  13. atmchick says:

    Brian – I believe I may be able to clear up something about Leanna’s business taxes. This is based on my very small business in Texas.

    When I sell a product, I charge a sales tax. When I purchase a fax machine, I buy it tax-free (using my state tax id) just as I buy my supplies with which I create my product. At the end of the year, I pay the sales tax on my sales, the use tax for anything I bought tax-free that year but used in my business or used to create a product that I gave away (to myself, of course), and a property tax on any items that I currently use in my business, as well as my accumulated inventory.

  14. Brian Foster says:


    That doesn’t make sense to me at all, at least not if I’m looking at it from Oregon’s perspective.

    Oregon has chosen to structure their tax base entirely on an income tax, to the exclusion of a sales tax. (Setting aside other taxes for the moment, obviously.) That’s a perfectly valid choice for them. Washington, meanwhile, has a sales tax.
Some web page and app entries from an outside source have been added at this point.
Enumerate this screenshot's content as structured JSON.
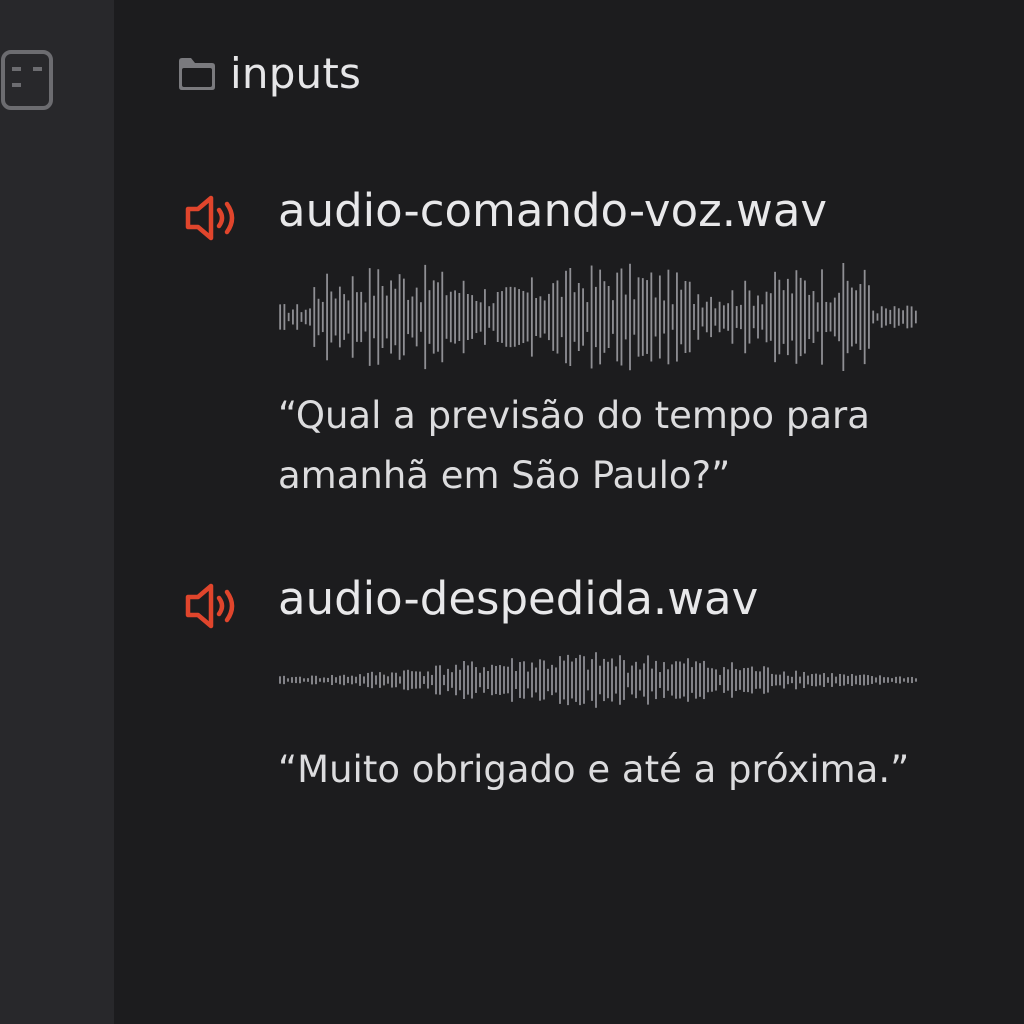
{
  "folder": {
    "title": "inputs",
    "icon": "folder-icon"
  },
  "sidebar": {
    "toggle_icon": "sidebar-toggle-icon"
  },
  "colors": {
    "accent": "#e0452c",
    "waveform": "#8f8f94",
    "background": "#1c1c1e",
    "sidebar": "#28282b"
  },
  "audio_files": [
    {
      "icon": "speaker-icon",
      "name": "audio-comando-voz.wav",
      "transcript": "“Qual a previsão do tempo para amanhã em São Paulo?”"
    },
    {
      "icon": "speaker-icon",
      "name": "audio-despedida.wav",
      "transcript": "“Muito obrigado e até a próxima.”"
    }
  ]
}
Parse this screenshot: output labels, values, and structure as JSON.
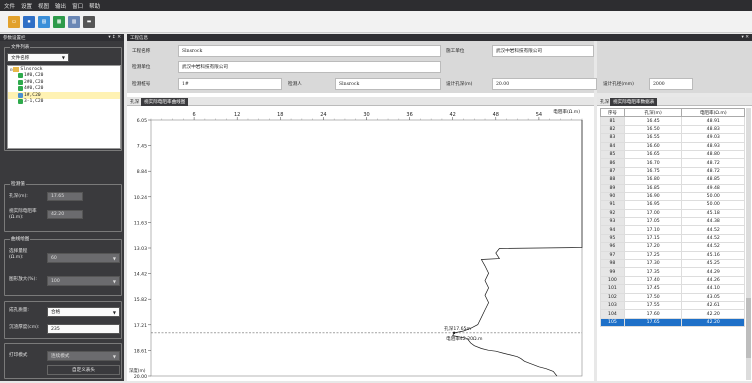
{
  "menu": {
    "items": [
      "文件",
      "设置",
      "视图",
      "输出",
      "窗口",
      "帮助"
    ]
  },
  "toolbar": {
    "icons": [
      "folder-open-icon",
      "save-icon",
      "chart-icon",
      "table-icon",
      "layout-icon",
      "print-icon"
    ]
  },
  "left_dock": {
    "title": "参数设置栏",
    "pin": "▾ ↕ ✕"
  },
  "center_dock": {
    "title": "工程信息",
    "pin": "▾ ✕"
  },
  "file_list": {
    "group_title": "文件列表",
    "sort_value": "文件名称",
    "tree_root": "Slnsrock",
    "tree_items": [
      "1#0,C20",
      "2#0,C20",
      "4#0,C20",
      "1#,C20",
      "3-1,C20"
    ],
    "selected_index": 3
  },
  "detect_value": {
    "group_title": "检测值",
    "hole_depth_label": "孔深(m):",
    "hole_depth_value": "17.65",
    "resistivity_label": "视实际电阻率(Ω.m):",
    "resistivity_value": "42.20"
  },
  "curve_settings": {
    "group_title": "曲线绘图",
    "range_label": "选择量程(Ω.m):",
    "range_value": "60",
    "zoom_label": "图形放大(%):",
    "zoom_value": "100"
  },
  "quality": {
    "label": "成孔质量:",
    "value": "合格",
    "cover_label": "沉渣厚度(cm):",
    "cover_value": "235"
  },
  "print": {
    "label": "打印模式",
    "value": "连续模式",
    "custom_button": "自定义表头"
  },
  "project_info": {
    "rows": [
      [
        {
          "label": "工程名称",
          "value": "Slnsrock"
        },
        {
          "label": "施工单位",
          "value": "武汉中岩科技有限公司"
        }
      ],
      [
        {
          "label": "检测单位",
          "value": "武汉中岩科技有限公司"
        }
      ],
      [
        {
          "label": "检测桩号",
          "value": "1#"
        },
        {
          "label": "检测人",
          "value": "Slnsrock"
        },
        {
          "label": "设计孔深(m)",
          "value": "20.00"
        },
        {
          "label": "设计孔径(mm)",
          "value": "2000"
        }
      ]
    ]
  },
  "chart_tabs": {
    "plain": "孔深",
    "active": "视实际电阻率曲线图"
  },
  "chart_data": {
    "type": "line",
    "xlabel": "电阻率(Ω.m)",
    "ylabel": "深度(m)",
    "x_ticks": [
      "6",
      "12",
      "18",
      "24",
      "30",
      "36",
      "42",
      "48",
      "54"
    ],
    "x_tick_values": [
      6,
      12,
      18,
      24,
      30,
      36,
      42,
      48,
      54
    ],
    "xlim": [
      0,
      60
    ],
    "y_ticks": [
      "6.05",
      "7.45",
      "8.84",
      "10.24",
      "11.63",
      "13.03",
      "14.42",
      "15.82",
      "17.21",
      "18.61",
      "20.00"
    ],
    "ylim": [
      6.05,
      20.0
    ],
    "annotations": [
      "孔深17.65m",
      "电阻率42.20Ω.m"
    ],
    "marker_depth": 17.65,
    "series": [
      {
        "points": [
          [
            60,
            6.05
          ],
          [
            60,
            13.0
          ],
          [
            48.5,
            13.05
          ],
          [
            48,
            13.3
          ],
          [
            48.5,
            13.6
          ],
          [
            46,
            13.65
          ],
          [
            46.5,
            14.0
          ],
          [
            47,
            14.4
          ],
          [
            46.5,
            14.8
          ],
          [
            47,
            15.2
          ],
          [
            46.5,
            15.6
          ],
          [
            47,
            16.0
          ],
          [
            46.5,
            16.4
          ],
          [
            46,
            16.8
          ],
          [
            45.5,
            17.2
          ],
          [
            44.5,
            17.4
          ],
          [
            43.5,
            17.55
          ],
          [
            42.2,
            17.65
          ],
          [
            42,
            17.8
          ],
          [
            44,
            17.95
          ],
          [
            44.5,
            18.2
          ],
          [
            45,
            18.35
          ],
          [
            46,
            18.5
          ],
          [
            47,
            18.6
          ],
          [
            48,
            18.65
          ],
          [
            49,
            18.75
          ],
          [
            50,
            18.85
          ],
          [
            51,
            18.95
          ],
          [
            51.5,
            19.05
          ],
          [
            52,
            19.2
          ],
          [
            53,
            19.35
          ],
          [
            54,
            19.5
          ],
          [
            55,
            19.6
          ],
          [
            56,
            19.75
          ],
          [
            56.5,
            20.0
          ]
        ]
      }
    ]
  },
  "data_table": {
    "tabs": {
      "plain": "孔深",
      "active": "视实际电阻率数据表"
    },
    "headers": [
      "序号",
      "孔深(m)",
      "电阻率(Ω.m)"
    ],
    "rows": [
      [
        "81",
        "16.45",
        "48.91"
      ],
      [
        "82",
        "16.50",
        "48.83"
      ],
      [
        "83",
        "16.55",
        "49.03"
      ],
      [
        "84",
        "16.60",
        "48.93"
      ],
      [
        "85",
        "16.65",
        "48.80"
      ],
      [
        "86",
        "16.70",
        "48.72"
      ],
      [
        "87",
        "16.75",
        "48.72"
      ],
      [
        "88",
        "16.80",
        "48.85"
      ],
      [
        "89",
        "16.85",
        "49.48"
      ],
      [
        "90",
        "16.90",
        "50.00"
      ],
      [
        "91",
        "16.95",
        "50.00"
      ],
      [
        "92",
        "17.00",
        "45.18"
      ],
      [
        "93",
        "17.05",
        "44.38"
      ],
      [
        "94",
        "17.10",
        "44.52"
      ],
      [
        "95",
        "17.15",
        "44.52"
      ],
      [
        "96",
        "17.20",
        "44.52"
      ],
      [
        "97",
        "17.25",
        "45.16"
      ],
      [
        "98",
        "17.30",
        "45.25"
      ],
      [
        "99",
        "17.35",
        "44.29"
      ],
      [
        "100",
        "17.40",
        "44.26"
      ],
      [
        "101",
        "17.45",
        "44.10"
      ],
      [
        "102",
        "17.50",
        "43.05"
      ],
      [
        "103",
        "17.55",
        "42.61"
      ],
      [
        "104",
        "17.60",
        "42.20"
      ],
      [
        "105",
        "17.65",
        "42.20"
      ]
    ],
    "selected_row": 24
  }
}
Also fine.

    If an Oregonian, who could make a purchase in-state without paying sales tax, instead chooses to cross the border into Washington to make the purchase, why should Oregon subsidize that choice out of its own coffers?

    It works out well for Washington, of course, since they get their sales tax revenue either way. But it seems pretty crazy for Oregon to be willing to pay the sales tax for its residents who choose to shop in Washington. Why wouldn’t Oregon want to encourage these people to shop locally, thereby benefiting Oregon businesses? Instead, Washington businesses get the income, AND Oregon loses tax dollars because they’re sending a check to Washington.

    It would be better, I think, for Washington to charge sales tax on every sale in Washington, regardless of the purchaser’s state of residence. If an Oregonian wants to shop in Washington badly enough to pay WA sales tax, great. If not, she can stay in-state.

    For much of my life, I lived in Michigan, with 4% sales tax, right near the Indiana border, which had 5% sales tax. I always hated, in principle, paying that extra penny on the dollar when I went to the mall in South Bend. Then in 1994, Michigan raised its sales tax to 6%, at which point I tried to all my shopping in Indiana. Now they’re both at 6%, so it doesn’t matter. :)

  15. Brian Foster says:

    atmchick —

    Thanks, that does help my understanding. I guess my confusion was/is on the point of whether a merchant “pays” sales tax on their goods sold in the sense that he is being assessed a separate and independent tax on those sales, or if he is merely “passing on” the sales tax collected at the point of sale (assuming a point of sale existed and sales tax was collected from the purchaser :) ).

    Seems to me a small business owner has to pay:

    Income tax on their net biz profits;

    Sales tax collected from their customers;

    Property tax on whatever biz property is subject to it (cars, real estate, office equipment, etc.)

    Use tax on whatever biz property is “used” in the biz under the state’s use tax regime

    And whatever other taxes may apply, in terms of payroll and workman’s comp and whatnot

    Sounds like the “sales tax” a biz pays is just passing on what was or should ahv ebeen collected. Especially since you can purchase items for use in your own business tax-free. Right?

  16. Judy says:

    Okay.. I had to enter a website so I entered the one with whom I have an issue.. I am merely a consumer, not a retail outfit.

    I live in Oregon (no sales tax here).. anything I order from that ships to me is not taxed.. but god forbid, should I purchase here (as usual) and ship, say, to my grandchild in CA I am taxed. Now the retailer is NOT in CA, nor am I.. and the purchase was made in a sales-tax-free state, Oregon.

    What am I not understanding? How come CA gets sales tax for an item sold out of state through a retailer not located in CA???